Brown v. State (1997)

In Brown v. State, 944 P.2d 1168, 1171 (Wyo. 1997), a police officer, suspecting that he was witnessing drunk driving, stopped a vehicle that was being driven erratically. About an hour earlier, the officer had received a report of an armed robbery perpetrated by two black males. As he approached the stopped car, the officer became alarmed because he could not see anyone in it. He then saw two black males slouched down in the front seat so their heads were not visible above the seat. He ceased his approach to the vehicle and called for backup. When other officers arrived, they ordered the two men out of the car at gunpoint. The men were handcuffed and placed in separate police cars. In response to a request for identification, Brown lied.
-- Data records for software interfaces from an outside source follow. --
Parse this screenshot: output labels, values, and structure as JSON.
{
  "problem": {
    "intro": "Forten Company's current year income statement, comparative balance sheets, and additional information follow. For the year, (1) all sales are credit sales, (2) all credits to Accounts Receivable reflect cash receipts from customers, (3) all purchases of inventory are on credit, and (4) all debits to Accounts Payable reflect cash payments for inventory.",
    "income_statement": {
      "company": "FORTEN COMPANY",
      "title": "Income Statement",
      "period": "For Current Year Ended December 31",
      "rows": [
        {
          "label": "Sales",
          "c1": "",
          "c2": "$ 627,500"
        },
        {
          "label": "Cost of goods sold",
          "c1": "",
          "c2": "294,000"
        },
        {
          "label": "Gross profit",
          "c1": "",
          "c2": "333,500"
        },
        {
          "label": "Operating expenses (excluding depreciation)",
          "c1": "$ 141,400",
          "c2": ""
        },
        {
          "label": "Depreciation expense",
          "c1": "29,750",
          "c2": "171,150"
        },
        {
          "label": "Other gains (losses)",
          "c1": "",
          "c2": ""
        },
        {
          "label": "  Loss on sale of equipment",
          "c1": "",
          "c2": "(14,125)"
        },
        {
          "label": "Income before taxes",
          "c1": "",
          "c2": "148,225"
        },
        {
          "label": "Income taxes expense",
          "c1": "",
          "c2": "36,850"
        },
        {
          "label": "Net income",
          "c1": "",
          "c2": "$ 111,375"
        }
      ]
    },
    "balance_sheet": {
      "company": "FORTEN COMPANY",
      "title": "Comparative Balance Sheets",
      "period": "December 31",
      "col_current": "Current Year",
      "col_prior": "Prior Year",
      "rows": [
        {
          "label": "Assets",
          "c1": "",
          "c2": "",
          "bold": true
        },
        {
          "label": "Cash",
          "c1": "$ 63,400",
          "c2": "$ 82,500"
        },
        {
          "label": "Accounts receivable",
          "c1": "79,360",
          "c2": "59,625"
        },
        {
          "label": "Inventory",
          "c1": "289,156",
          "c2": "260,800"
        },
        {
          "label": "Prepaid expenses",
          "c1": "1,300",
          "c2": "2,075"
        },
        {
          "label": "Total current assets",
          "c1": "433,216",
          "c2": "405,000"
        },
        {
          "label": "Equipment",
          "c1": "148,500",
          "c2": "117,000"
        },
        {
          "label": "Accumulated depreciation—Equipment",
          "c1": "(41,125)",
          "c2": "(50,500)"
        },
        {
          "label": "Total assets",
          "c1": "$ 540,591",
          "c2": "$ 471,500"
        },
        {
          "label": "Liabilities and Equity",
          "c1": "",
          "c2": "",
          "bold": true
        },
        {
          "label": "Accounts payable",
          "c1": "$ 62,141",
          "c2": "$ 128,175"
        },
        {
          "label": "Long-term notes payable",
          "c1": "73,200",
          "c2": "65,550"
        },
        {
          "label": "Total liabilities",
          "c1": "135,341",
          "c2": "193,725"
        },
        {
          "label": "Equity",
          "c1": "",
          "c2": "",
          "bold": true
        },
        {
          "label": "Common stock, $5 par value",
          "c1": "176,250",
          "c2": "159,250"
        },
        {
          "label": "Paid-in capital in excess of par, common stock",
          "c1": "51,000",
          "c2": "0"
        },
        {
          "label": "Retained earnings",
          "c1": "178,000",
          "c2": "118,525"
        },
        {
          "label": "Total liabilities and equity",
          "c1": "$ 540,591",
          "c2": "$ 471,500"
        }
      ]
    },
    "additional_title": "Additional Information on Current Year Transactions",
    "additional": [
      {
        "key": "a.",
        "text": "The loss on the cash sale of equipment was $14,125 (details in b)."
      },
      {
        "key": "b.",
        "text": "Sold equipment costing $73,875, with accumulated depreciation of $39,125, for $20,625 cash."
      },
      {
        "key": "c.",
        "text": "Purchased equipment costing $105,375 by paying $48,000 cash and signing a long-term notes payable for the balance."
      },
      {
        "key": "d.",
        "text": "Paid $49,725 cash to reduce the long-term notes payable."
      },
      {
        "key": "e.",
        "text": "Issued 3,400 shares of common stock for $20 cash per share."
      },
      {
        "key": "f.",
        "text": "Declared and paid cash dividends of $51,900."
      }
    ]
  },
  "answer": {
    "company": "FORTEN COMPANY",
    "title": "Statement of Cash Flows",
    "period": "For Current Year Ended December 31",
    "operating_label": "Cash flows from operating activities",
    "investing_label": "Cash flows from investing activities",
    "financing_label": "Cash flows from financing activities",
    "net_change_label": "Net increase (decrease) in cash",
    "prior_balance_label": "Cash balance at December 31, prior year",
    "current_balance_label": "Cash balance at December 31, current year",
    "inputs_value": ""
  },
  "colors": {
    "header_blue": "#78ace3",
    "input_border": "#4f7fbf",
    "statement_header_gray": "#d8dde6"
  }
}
When the truth of his identity was learned, Brown was arrested for interference with a police officer. While Brown was being booked into jail, police discovered in his clothing money stolen in the armed robbery. Brown, 944 P.2d at 1170. Brown filed a motion to suppress the evidence that was obtained after he was ordered out of the car at gunpoint. The district court found Brown's arrest lawful and Brown appealed. Id. In affirming the district court's decision, the Court described the analysis that must be followed in reviewing such police-citizen encounters: To decide this issue, we must consider whether the facts the officer learned during the first few moments of his investigation along with the information in the radio transmission are sufficient to justify the use of the intrusive measures. In this regard the case at bar is notably similar to Medrano v. State, 914 P.2d 804 (Wyo. 1996), in that during the police investigation of both cases new facts came to light that created a new suspicion. In Medrano, we upheld a conviction for possession with the intent to distribute a controlled substance, even though the initial suspicion articulated for stopping Medrano was that he generally fit the description of a robbery suspect. 914 P.2d at 808. Once the police officer determined Medrano was not the robbery suspect, this court held that the facts and circumstances which came to light during the investigation constituted sufficient grounds for a reasonable suspicion that criminal activity was afoot. 914 P.2d at 808. See also Collins v. State, 854 P.2d at 695 (a detention based on reasonable suspicion can, through the development of additional facts during the investigation, evolve into probable cause for arrest). Although we have not previously considered whether the use of intrusive measures as invoked in this case transforms an investigatory stop into an arrest, with regard to officer safety we have recently said: "Nothing written here should be cited for the proposition that proper regard for officer safety might run police afoul of an arrestee's constitutional rights. The concerns for officer safety articulated by Terry v. Ohio, 392 U.S. 1, 88 S.Ct. 1868, 20 L. Ed. 2d 889 (1968) have only increased exponentially over the years." Mickelson v. State, 906 P.2d 1020, 1023 (Wyo. 1995). (Brown, 944 P.2d at 1171-72.)